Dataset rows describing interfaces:

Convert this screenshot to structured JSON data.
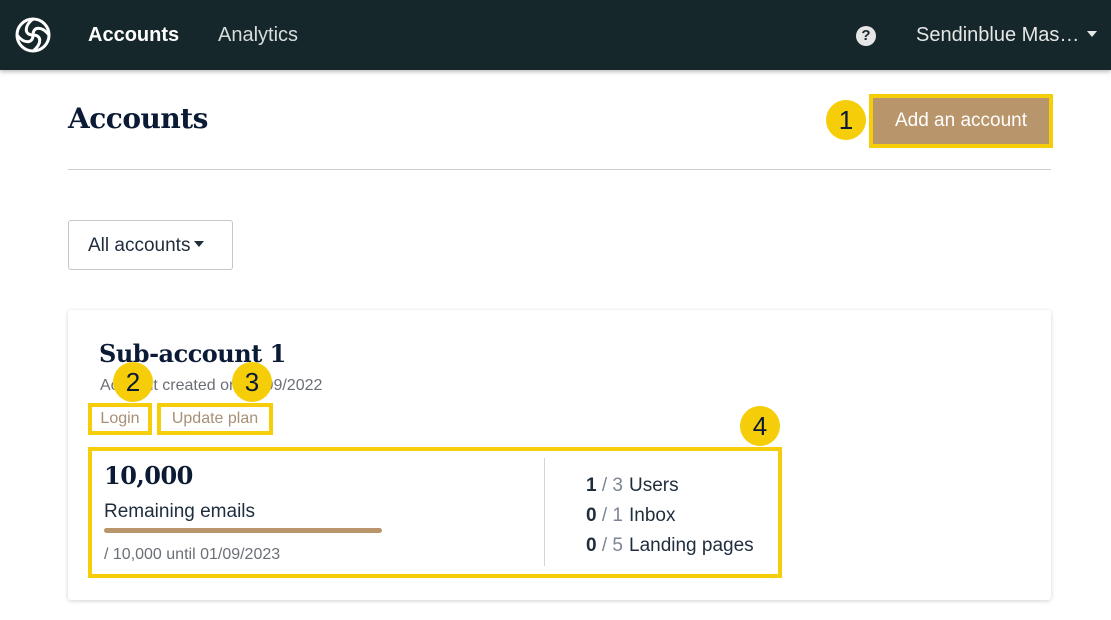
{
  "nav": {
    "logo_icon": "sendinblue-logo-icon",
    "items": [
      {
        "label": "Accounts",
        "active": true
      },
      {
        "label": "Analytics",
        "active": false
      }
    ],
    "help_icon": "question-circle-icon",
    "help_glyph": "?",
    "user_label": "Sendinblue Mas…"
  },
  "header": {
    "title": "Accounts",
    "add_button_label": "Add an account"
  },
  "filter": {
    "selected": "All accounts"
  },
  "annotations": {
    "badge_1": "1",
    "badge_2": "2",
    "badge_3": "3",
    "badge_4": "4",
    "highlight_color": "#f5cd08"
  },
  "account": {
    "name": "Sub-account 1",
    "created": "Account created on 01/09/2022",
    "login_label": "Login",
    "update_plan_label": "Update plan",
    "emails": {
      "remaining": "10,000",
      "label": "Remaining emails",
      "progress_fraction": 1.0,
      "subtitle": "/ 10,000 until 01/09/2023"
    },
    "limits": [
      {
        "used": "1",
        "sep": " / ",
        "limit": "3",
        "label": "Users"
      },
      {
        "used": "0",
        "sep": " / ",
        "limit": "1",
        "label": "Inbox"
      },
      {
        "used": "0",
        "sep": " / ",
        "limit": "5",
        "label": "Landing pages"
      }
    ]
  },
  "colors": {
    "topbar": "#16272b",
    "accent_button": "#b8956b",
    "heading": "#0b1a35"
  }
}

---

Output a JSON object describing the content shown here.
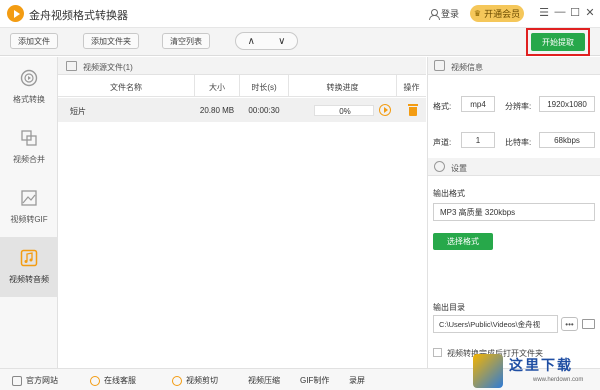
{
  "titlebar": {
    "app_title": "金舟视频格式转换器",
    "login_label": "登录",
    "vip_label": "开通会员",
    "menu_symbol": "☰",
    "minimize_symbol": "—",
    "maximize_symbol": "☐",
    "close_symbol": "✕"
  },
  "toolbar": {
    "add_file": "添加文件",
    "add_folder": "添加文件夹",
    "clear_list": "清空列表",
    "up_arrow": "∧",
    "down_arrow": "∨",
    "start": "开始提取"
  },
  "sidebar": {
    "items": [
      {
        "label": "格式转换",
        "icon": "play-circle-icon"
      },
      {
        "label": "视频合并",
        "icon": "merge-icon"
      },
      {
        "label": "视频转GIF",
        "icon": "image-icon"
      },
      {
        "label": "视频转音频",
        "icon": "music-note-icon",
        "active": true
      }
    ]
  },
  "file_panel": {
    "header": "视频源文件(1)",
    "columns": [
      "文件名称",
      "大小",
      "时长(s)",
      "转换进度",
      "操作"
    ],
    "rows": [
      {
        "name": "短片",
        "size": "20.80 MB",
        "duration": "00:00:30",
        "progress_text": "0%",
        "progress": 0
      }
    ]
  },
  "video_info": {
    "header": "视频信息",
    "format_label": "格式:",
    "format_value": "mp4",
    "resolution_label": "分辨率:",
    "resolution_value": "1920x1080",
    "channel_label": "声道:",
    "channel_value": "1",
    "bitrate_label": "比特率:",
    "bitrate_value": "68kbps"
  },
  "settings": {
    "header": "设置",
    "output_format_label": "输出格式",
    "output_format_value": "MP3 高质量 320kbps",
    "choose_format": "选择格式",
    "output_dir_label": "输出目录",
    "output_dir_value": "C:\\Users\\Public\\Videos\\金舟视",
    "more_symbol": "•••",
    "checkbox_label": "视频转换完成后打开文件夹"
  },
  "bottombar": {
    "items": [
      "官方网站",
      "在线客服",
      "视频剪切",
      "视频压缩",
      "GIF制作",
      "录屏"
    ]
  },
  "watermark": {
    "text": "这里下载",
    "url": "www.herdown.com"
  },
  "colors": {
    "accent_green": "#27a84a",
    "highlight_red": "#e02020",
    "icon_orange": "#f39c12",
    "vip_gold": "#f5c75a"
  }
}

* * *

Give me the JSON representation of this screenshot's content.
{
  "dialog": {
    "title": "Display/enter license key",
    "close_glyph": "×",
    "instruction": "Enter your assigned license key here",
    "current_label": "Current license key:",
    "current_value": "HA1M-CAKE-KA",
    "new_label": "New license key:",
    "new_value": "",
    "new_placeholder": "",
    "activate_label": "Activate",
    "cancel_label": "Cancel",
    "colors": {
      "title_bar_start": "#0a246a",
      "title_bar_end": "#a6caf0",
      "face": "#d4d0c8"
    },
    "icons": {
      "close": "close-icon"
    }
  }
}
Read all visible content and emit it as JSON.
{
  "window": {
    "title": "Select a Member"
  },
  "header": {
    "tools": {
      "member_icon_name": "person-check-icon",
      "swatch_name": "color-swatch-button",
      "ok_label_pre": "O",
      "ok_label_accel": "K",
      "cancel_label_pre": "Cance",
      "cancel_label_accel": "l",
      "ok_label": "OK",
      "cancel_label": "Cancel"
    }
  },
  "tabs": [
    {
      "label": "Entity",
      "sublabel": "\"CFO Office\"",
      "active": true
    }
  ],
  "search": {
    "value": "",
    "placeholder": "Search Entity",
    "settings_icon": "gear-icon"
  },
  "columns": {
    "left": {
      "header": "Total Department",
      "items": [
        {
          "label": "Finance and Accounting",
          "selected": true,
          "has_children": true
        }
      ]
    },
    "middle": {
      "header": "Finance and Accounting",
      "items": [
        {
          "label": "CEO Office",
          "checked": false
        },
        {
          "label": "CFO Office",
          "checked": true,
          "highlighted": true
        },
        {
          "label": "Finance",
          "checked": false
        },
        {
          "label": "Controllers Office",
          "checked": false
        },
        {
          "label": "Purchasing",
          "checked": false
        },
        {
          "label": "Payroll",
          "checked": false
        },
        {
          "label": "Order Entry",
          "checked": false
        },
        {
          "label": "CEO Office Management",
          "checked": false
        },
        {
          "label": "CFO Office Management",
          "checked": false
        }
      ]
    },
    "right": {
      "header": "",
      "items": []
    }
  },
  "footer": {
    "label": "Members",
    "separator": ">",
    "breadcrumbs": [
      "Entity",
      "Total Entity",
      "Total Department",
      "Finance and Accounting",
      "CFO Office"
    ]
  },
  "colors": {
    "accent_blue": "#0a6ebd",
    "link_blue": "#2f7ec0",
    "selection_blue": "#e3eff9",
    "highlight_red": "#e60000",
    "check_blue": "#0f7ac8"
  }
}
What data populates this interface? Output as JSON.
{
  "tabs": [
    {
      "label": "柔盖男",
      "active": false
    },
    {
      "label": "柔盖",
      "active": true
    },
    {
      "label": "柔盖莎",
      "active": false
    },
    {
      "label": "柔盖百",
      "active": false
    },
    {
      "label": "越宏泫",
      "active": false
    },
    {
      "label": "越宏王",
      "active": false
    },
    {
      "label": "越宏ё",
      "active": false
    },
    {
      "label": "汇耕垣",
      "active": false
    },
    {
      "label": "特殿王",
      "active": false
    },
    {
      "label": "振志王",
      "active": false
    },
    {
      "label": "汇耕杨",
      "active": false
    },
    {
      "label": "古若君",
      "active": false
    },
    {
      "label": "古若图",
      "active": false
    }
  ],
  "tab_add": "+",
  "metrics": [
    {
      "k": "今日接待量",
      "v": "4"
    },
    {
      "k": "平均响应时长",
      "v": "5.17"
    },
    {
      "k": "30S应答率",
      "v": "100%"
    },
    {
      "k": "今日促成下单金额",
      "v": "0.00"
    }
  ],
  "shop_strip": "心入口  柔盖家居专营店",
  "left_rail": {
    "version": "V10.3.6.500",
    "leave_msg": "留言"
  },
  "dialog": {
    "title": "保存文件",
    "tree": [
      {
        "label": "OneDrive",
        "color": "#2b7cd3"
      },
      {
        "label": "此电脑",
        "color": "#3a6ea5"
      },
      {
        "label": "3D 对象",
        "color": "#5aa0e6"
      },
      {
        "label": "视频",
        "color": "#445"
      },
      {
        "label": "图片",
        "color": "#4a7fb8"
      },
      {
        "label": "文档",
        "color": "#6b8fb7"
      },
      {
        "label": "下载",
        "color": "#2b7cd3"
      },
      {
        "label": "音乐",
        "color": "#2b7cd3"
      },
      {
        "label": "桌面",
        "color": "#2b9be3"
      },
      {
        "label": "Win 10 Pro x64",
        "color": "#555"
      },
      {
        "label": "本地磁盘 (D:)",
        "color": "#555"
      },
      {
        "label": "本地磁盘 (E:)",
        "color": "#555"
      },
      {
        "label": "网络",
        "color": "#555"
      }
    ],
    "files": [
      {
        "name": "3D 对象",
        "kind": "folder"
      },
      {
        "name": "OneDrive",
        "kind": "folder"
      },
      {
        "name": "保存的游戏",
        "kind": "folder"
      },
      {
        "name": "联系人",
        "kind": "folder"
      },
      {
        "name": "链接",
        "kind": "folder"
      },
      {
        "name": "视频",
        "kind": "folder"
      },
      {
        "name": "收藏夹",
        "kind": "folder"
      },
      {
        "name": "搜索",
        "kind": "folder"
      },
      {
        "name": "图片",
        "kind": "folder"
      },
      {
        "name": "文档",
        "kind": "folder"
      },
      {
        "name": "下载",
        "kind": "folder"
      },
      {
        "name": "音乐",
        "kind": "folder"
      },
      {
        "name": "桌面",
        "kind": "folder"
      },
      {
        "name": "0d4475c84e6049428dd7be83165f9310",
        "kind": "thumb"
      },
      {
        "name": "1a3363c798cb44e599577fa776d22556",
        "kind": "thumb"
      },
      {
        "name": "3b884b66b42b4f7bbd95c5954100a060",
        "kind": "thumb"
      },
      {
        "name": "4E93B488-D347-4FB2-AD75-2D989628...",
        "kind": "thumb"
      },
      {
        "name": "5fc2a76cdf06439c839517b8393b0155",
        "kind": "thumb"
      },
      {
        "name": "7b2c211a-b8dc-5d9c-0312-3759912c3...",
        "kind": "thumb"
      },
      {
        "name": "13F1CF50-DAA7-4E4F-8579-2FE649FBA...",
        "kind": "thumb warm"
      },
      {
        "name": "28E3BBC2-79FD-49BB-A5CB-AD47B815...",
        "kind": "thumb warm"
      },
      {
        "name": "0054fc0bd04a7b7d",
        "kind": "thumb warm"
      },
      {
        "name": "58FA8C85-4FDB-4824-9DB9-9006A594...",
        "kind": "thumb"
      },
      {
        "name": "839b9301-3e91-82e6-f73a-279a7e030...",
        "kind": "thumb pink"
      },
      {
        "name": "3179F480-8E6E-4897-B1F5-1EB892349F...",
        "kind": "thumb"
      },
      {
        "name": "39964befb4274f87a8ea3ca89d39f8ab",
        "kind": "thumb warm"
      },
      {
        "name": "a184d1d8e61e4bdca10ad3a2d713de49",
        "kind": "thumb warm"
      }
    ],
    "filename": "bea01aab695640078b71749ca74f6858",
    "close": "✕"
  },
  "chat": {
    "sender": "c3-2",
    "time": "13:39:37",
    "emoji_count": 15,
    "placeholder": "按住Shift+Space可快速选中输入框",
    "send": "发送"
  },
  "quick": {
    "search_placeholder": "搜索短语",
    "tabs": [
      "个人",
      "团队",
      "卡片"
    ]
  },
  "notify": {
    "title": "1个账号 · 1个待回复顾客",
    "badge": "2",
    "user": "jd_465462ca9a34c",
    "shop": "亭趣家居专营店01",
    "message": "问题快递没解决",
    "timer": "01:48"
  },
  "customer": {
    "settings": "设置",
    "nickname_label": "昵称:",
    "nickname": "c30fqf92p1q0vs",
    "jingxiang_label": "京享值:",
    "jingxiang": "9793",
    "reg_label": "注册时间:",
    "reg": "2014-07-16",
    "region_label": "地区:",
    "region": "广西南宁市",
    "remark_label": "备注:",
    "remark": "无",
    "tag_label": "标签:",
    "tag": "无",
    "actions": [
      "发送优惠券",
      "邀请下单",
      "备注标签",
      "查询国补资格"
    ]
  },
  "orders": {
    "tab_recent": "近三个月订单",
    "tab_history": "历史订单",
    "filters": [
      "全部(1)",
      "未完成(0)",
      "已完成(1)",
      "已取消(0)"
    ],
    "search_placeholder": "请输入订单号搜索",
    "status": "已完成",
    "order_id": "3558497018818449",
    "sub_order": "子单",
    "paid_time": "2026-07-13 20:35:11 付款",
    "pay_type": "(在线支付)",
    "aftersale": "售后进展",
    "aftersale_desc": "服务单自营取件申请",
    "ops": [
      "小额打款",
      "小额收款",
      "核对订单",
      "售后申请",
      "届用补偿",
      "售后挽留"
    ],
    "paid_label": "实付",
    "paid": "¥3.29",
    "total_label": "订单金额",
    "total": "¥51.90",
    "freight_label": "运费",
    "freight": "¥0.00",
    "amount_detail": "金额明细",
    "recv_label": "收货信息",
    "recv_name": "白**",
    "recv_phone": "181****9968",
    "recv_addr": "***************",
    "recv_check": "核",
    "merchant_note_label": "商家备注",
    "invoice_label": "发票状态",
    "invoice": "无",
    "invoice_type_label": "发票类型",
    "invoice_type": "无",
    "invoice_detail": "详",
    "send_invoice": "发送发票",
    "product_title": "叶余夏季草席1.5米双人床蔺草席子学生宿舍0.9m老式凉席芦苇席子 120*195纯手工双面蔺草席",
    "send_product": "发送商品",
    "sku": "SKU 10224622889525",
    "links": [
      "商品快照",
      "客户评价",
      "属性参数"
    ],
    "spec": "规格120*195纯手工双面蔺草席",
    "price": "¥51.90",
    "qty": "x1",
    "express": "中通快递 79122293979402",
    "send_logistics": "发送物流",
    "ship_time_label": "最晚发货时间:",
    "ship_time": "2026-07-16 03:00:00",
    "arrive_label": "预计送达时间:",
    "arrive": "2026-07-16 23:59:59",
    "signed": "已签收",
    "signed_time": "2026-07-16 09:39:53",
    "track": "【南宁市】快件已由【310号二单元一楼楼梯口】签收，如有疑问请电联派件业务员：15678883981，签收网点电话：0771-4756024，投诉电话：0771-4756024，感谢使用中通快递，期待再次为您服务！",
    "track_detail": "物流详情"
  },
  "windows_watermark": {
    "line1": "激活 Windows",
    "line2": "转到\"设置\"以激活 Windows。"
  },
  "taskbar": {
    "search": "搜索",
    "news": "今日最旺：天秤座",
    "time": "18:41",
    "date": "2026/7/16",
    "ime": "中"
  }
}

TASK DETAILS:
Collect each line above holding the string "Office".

FINISHED TASK:
      "sublabel": "\"CFO Office\"",
          "label": "CEO Office",
          "label": "CFO Office",
          "label": "Controllers Office",
          "label": "CEO Office Management",
          "label": "CFO Office Management",
      "CFO Office"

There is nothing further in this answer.